Excerpts from a dataset:

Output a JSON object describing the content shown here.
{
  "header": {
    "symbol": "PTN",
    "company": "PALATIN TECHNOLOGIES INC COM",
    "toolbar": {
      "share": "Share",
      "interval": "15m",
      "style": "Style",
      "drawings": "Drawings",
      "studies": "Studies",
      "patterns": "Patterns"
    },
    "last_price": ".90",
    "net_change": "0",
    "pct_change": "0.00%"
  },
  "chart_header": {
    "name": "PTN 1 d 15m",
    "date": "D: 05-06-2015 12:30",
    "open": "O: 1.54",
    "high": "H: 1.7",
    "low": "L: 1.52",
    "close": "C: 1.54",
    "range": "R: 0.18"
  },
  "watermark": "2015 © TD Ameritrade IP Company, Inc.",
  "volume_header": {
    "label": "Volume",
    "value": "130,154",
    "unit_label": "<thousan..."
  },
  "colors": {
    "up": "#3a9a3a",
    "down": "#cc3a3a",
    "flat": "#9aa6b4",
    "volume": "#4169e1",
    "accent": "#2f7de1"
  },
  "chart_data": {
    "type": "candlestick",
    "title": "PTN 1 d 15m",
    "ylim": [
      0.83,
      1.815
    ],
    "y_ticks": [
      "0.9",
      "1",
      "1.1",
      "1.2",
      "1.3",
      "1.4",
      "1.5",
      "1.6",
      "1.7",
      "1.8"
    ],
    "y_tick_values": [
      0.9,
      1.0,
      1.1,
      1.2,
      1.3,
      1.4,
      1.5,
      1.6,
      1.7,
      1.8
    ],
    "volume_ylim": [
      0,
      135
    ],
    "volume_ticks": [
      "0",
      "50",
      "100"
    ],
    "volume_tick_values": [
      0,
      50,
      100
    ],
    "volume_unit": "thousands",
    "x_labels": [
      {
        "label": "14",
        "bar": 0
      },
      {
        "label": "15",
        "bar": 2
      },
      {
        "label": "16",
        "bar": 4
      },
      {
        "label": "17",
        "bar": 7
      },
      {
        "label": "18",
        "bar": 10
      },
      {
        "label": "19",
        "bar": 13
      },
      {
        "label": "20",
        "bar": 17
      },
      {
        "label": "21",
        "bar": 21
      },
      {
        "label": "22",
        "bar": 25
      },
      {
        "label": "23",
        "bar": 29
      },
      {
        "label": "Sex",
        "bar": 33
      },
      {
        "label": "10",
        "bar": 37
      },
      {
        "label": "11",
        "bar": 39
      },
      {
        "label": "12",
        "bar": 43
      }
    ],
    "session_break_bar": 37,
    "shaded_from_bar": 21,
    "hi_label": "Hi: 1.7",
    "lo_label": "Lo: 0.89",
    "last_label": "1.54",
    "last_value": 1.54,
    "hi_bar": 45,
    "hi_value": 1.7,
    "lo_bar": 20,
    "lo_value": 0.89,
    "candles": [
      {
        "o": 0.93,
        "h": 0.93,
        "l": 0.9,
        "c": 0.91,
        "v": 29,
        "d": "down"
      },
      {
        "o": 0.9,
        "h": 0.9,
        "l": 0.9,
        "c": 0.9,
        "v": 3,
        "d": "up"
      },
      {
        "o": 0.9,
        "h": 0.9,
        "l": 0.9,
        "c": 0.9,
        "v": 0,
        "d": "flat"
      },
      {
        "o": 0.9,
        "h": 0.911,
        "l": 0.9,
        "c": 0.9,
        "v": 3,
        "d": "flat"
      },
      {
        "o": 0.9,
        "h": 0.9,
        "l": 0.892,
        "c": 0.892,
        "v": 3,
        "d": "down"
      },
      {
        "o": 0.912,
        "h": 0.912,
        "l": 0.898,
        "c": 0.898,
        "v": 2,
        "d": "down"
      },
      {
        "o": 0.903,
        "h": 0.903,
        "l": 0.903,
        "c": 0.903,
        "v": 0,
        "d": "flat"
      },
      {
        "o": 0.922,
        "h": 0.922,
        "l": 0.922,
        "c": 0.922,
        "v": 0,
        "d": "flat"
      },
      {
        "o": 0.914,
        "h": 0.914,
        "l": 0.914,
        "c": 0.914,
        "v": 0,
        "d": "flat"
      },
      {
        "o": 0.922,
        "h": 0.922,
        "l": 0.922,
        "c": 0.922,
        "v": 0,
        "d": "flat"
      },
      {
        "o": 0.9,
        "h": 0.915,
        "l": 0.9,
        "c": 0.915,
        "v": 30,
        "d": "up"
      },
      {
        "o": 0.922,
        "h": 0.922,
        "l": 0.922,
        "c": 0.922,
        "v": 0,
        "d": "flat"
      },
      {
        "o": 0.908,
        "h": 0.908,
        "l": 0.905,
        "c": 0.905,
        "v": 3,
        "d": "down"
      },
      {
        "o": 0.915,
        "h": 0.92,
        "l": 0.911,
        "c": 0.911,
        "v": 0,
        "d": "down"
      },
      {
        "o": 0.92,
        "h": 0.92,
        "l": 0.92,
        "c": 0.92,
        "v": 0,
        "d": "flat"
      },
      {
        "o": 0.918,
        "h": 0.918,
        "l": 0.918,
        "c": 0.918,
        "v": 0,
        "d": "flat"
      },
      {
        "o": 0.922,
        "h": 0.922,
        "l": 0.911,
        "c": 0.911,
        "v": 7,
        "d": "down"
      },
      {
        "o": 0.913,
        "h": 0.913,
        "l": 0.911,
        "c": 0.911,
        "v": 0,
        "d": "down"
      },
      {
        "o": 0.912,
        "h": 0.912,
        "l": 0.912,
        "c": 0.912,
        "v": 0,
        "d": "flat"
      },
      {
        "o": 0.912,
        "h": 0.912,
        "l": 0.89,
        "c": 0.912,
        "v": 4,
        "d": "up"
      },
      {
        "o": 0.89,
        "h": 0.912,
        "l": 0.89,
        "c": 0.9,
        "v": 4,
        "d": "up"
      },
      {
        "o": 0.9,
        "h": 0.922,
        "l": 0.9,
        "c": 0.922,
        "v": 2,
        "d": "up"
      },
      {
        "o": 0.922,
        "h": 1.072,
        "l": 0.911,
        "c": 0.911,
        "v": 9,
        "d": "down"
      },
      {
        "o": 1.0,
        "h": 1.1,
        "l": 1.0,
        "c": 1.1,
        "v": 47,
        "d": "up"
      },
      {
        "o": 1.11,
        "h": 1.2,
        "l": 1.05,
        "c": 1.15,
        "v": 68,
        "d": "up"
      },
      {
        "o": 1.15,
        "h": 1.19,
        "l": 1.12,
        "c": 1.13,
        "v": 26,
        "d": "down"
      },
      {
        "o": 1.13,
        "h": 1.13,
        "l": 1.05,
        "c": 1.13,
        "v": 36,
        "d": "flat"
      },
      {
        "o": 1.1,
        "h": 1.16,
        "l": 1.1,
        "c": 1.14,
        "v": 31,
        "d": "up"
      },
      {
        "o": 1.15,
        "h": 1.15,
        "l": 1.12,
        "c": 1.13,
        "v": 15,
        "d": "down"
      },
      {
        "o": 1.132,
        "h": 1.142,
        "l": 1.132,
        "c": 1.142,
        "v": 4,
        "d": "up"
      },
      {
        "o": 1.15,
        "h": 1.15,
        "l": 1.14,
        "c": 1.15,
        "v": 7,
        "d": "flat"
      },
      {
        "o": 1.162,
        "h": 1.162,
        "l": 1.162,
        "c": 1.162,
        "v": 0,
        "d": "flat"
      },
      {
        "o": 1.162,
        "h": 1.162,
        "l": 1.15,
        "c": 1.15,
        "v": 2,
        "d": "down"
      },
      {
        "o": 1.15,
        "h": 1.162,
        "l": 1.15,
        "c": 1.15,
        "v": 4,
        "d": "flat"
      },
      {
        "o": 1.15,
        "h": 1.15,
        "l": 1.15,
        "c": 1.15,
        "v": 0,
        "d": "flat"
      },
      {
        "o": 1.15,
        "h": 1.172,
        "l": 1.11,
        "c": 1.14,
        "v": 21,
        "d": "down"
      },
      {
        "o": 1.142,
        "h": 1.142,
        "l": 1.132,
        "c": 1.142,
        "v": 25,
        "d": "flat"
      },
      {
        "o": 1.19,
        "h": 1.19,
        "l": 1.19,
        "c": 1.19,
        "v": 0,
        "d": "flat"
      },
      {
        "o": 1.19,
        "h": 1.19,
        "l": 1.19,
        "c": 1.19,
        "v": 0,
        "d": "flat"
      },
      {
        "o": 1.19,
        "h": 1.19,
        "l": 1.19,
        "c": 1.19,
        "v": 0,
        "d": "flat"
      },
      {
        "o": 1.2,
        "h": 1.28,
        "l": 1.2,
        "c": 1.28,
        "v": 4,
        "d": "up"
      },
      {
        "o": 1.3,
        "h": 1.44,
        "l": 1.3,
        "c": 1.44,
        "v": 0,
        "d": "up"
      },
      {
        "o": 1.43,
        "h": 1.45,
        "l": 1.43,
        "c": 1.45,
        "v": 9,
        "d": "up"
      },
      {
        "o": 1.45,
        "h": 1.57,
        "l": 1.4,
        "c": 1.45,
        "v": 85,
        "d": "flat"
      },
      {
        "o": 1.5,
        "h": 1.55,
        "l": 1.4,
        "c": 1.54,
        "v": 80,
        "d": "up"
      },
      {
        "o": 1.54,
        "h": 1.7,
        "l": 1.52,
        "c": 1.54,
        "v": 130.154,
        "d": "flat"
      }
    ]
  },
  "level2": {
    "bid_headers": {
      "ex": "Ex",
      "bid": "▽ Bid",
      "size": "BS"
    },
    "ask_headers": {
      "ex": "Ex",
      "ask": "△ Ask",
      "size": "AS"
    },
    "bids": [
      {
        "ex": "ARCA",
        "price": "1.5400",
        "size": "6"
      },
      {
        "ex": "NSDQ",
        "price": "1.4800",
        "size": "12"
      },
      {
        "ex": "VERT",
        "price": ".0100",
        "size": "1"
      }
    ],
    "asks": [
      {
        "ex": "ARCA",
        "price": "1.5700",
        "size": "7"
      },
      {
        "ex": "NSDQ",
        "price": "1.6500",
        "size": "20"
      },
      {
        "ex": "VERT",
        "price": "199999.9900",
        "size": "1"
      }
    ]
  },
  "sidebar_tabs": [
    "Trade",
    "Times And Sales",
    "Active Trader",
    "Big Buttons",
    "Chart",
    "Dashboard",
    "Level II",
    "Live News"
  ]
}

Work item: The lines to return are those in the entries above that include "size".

Answer section:
      "size": "BS"
      "size": "AS"
        "size": "6"
        "size": "12"
        "size": "1"
        "size": "7"
        "size": "20"
        "size": "1"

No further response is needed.